And he said the Justice and Transportation departments will use the leverage of federal grants to persuade states to adopt low-tolerance standards on their own.
In his weekly radio address, the president pointed to new research showing that in 1996, more than 46 million Americans drank or took drugs within two hours of driving.
"The sight of a car weaving through traffic is an all-too-familiar and frightening one for many Americans," Clinton said. "Ask any parent, anyone who has lost a loved one to an alcohol-related crash one impaired driver is one too many."
Clinton asked Congress to enact legislation next year to make a blood-alcohol content of .08 percent the national legal standard for driving while drunk. That level currently is used by 16 states and the District of Columbia.
The Senate voted earlier this year to penalize states that did not adopt the .08 standard. But the House declined to go along, deleting the provision from the six-year highway spending bill Congress passed in May.
"Tragically, the special interests blocked this lifesaving measure," the president said.
Clinton said it is important to call attention to drunken driving during the Christmas holidays, when millions of Americans take to the road to visit families and friends and alcohol often flows freely.
Thirteen hundred people were killed in alcohol-related crashes in December 1997 even though such deaths overall were at an all-time low for that year, Clinton said.
He urged American drivers this year to "think before getting behind the wheel."
Clinton noted a new survey shows that in 1996, 28 percent of American drivers, or 46.5 million people, used drugs, alcohol or both within two hours of driving.
Most of those, or 30 million people, drank alcohol, according to the survey by the Substance Abuse and Mental Health Services Administration and the National Highway Traffic Safety Administration. The study was based on interviews with 12,000 drivers and data from the 1996 National Household Survey on Drug Abuse.
Clinton also announced that the Justice Department is making $25 million available to states to help block the sale and consumption of alcohol by young people aged 15 to 20. One-third of all crash fatalities in that age group are alcohol-related, he said.

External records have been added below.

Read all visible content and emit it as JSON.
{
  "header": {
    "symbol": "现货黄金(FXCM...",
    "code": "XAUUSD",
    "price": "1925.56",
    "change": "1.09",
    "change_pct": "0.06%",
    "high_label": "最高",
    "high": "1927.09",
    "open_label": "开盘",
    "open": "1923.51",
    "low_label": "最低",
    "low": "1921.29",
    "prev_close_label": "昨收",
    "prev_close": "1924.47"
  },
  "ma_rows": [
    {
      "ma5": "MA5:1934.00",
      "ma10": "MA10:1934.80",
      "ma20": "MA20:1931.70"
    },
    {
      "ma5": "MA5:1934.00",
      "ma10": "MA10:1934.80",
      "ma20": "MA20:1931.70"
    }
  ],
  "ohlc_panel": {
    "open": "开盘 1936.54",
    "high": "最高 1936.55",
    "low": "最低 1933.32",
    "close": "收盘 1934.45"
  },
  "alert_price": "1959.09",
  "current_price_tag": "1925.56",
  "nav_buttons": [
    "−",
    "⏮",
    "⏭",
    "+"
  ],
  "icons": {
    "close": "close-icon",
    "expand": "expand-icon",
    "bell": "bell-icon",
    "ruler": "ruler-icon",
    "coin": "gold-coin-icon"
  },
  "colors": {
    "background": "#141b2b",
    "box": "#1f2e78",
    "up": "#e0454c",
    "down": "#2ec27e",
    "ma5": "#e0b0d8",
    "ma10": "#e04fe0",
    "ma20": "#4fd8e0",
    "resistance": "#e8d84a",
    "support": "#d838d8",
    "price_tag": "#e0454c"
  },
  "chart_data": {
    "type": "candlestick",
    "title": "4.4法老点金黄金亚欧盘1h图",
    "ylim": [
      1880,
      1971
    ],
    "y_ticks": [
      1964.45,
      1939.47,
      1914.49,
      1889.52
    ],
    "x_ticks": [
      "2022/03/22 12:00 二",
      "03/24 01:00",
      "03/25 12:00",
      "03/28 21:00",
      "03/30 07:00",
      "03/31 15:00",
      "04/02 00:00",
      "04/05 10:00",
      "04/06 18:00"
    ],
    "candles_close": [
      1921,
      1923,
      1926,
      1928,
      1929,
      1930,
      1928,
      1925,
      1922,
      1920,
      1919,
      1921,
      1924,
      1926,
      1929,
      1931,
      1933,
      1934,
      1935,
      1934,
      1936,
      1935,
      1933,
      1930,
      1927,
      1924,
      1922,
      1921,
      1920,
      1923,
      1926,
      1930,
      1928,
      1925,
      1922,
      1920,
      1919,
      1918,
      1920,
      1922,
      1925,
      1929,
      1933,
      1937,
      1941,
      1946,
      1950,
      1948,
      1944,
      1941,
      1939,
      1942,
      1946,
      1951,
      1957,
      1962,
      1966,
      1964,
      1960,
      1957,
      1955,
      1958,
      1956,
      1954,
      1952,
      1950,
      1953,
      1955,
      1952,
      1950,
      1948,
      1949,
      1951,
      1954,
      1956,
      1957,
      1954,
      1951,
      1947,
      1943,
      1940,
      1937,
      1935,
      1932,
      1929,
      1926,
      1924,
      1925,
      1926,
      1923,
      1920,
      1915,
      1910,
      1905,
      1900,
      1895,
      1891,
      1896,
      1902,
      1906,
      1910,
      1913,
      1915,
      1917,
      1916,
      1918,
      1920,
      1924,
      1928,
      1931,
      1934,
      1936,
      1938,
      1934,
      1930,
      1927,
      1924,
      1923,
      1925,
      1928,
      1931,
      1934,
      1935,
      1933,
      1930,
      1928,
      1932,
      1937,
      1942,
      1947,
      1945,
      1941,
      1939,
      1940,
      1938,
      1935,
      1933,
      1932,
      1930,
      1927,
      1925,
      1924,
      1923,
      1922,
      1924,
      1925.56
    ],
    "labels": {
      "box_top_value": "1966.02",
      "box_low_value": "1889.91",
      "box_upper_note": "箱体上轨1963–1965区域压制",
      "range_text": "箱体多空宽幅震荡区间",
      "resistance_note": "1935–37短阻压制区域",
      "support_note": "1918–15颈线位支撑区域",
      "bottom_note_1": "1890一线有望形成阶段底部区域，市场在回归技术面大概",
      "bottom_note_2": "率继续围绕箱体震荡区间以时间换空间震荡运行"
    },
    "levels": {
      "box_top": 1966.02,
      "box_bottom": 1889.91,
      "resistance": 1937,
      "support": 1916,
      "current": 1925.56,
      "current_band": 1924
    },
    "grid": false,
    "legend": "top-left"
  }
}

He also announced a new rule by the Department of Transportation that strengthens state efforts to curb impaired driving.
The rule sets new criteria under which states can qualify for anti-DUI grants. They include issuing licenses to young drivers on a graduated basis, testing blood-alcohol levels in fatal car crashes and establishing programs to target driving and driving among people aged 21 to 34.
In 1995, wheClinton first called on states to pass "zero alcohol tolerance" rules for underage drinking and driving, only 24 states had such laws, Now all 50 do, the White House said.
"We put young people on notice: just one drink before driving -- one beer, one glass of wine, one shot -- and you can lose your license," the president said.
Written by Lawrence L. Knutson